Connecting to the database

We should try to connect to the database. To do that, we can instantiate the SqliteConnection class and provide it with the path to the database. We can add this code to our Program.cs file. Bare in mind that you should put all using statements at the top of the file.

using Microsoft.Data.Sqlite;

string databasePath = Path.GetFullPath("./Data/dictionary.db");
using var connection = new SqliteConnection($"Data Source={databasePath}");

// open the database connection

We would want to use the keyword using to make sure that the connection is disposed when we’re done with it.

Main logic of the app

What I want to build for this simple example is a simple search console app where the user is going to be given a prompt that ask for a word and then the app will search the database for the word and display the results. I won’t be going into the details of how to do this because the main focus is the full-text search functionality.

// close the database connection when we quit the app using Ctrl+C
Console.CancelKeyPress += delegate

// ask the user for a word to look up until they quit the app
while (true)
    Console.Write("== Enter a word (ctrl+c to cancel): ");
    var word = Console.ReadLine();

    // ask again if the word is empty
    if (string.IsNullOrEmpty(word))
        Console.WriteLine("Word can't be empty!");

    // create a command to search the database and bind the user input
    // to the `@word` parameter
    var command = connection.CreateCommand();
    command.CommandText = [email protected]"
    FROM Dictionary
    WHERE Dictionary.JapaneseText IN (
        SELECT DictionaryFTS.JapaneseText FROM DictionaryFTS
        WHERE DictionaryFTS MATCH @word
    command.Parameters.Add(new SqliteParameter("@word", word));

    using var reader = command.ExecuteReader();

    // prints a message when no result was found
    if (!reader.HasRows)
        Console.WriteLine("No result was found!");

    // print the results in a list
    while (reader.Read())
        Console.WriteLine($"- {reader["EnglishText"]} => {reader["JapaneseText"]}");

When you run the app by typing dotnet run, you should see something like this:

As you can see, when I search for です, I get every rows that has です in the JapaneseText field.

Highlighting the matched word

We can highlight the matched word in the result by using the snippet function. To do that, we need to change our query a bit.

FROM Dictionary
        snippet(DictionaryFTS, '[', ']') AS JapaneseTextSnippet,
    FROM DictionaryFTS
    WHERE DictionaryFTS MATCH @word
) AS ResultFTS
    ON Dictionary.Id = ResultFTS.rowid;

I’m not sure about the performance of this query compared to using WHERE IN. If you have any suggestions, please let me know :)

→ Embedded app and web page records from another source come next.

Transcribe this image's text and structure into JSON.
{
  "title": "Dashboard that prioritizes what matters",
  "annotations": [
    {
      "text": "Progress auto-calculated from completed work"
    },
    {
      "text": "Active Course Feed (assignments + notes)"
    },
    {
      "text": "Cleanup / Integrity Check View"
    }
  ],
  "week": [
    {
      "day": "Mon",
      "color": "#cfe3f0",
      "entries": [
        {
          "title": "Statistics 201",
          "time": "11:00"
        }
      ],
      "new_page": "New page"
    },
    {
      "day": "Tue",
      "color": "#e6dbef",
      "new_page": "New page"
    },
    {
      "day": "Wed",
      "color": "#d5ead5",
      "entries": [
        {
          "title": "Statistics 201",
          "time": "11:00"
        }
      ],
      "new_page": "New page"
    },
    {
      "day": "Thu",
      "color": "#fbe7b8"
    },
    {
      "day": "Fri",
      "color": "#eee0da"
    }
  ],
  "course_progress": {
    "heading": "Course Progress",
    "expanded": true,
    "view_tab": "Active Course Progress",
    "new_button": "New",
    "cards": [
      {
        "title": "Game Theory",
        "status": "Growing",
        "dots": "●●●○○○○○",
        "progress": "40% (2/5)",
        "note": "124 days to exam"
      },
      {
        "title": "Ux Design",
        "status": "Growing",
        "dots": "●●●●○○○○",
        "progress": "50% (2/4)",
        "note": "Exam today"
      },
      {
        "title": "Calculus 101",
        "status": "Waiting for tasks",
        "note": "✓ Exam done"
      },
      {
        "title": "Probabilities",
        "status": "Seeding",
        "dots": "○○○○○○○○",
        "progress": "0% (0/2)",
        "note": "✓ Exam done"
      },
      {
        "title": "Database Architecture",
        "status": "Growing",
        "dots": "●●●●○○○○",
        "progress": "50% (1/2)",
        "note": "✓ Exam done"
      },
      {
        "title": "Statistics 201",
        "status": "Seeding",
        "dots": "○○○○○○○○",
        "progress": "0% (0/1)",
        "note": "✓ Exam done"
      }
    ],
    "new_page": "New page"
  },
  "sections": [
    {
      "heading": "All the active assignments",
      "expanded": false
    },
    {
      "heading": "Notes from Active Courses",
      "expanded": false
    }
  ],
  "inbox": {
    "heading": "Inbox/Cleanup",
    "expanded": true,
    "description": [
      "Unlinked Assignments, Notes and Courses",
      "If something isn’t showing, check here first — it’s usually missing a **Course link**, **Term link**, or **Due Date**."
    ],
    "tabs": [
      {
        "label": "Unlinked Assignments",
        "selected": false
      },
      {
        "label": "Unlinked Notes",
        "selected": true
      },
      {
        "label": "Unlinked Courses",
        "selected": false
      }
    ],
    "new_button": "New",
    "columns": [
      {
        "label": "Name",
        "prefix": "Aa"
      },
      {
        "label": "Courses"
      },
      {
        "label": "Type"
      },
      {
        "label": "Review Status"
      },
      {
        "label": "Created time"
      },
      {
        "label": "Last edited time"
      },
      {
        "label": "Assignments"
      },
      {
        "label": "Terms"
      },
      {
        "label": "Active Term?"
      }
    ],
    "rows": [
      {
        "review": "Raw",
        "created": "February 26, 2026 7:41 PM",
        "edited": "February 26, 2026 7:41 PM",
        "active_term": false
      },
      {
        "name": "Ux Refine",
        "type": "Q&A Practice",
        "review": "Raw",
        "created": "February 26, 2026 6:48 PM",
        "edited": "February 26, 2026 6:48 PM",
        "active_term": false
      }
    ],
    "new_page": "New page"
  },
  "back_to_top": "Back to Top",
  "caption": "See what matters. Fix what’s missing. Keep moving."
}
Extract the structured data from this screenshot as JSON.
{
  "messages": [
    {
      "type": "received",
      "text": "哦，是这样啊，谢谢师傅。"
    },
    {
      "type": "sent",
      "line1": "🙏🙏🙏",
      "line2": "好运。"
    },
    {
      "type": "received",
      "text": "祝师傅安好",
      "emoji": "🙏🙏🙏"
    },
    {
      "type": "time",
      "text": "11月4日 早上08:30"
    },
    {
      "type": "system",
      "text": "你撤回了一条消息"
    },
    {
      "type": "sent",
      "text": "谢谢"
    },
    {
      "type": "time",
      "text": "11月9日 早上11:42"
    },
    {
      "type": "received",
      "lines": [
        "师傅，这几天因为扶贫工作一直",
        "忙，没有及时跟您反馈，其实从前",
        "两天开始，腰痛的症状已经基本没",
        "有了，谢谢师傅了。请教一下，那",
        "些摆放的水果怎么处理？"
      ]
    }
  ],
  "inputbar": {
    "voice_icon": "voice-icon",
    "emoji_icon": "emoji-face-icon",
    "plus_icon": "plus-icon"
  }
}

This query will now select the JapaneseTextSnippet column that comes from the snippet function. The matched word should be surrounded by [ and ]. If you’re using the result for the web, you can wrap it with an html tag instead of square brackets, but since we’re making a console app, we don’t have the luxury of that and have to rely on ANSI escape sequence. You can see this gist for the ANSI escape sequence reference.

The reason why I don’t put the escape sequence inside the snippet function is because I had weird things happening when I tried to do that. So, I decided to wrap it in a bracket and then replace the bracket with the escape sequence using C# like this.

// print the results in a list
while (reader.Read())
  var englishText = reader.GetString(0);
  var japaneseTextSnippet = reader.GetString(1).Replace("[", "").Replace("]", "");
  Console.WriteLine($"- {englishText} => {japaneseTextSnippet}");

The end result should now look like this:

result with highlight


Here are some useful resources that helped me that might also be useful to you:

If you want the full code, you can find the repository at elianiva/foo-dictionary


Doing a full-text search is actually quite easy. Initially, I thought full-text search requires a fancy technology like Elasticsearch, Algolia, or something like that, but I found that I can do it with SQLite. Most of the pain I had to go through came from trying to make the SQLite binding work.

I hope this article helped you to implement full-text search for the Japanese language in your SQLite database. If you have any questions or suggestions, feel free to leave a comment :)

Have a nice day!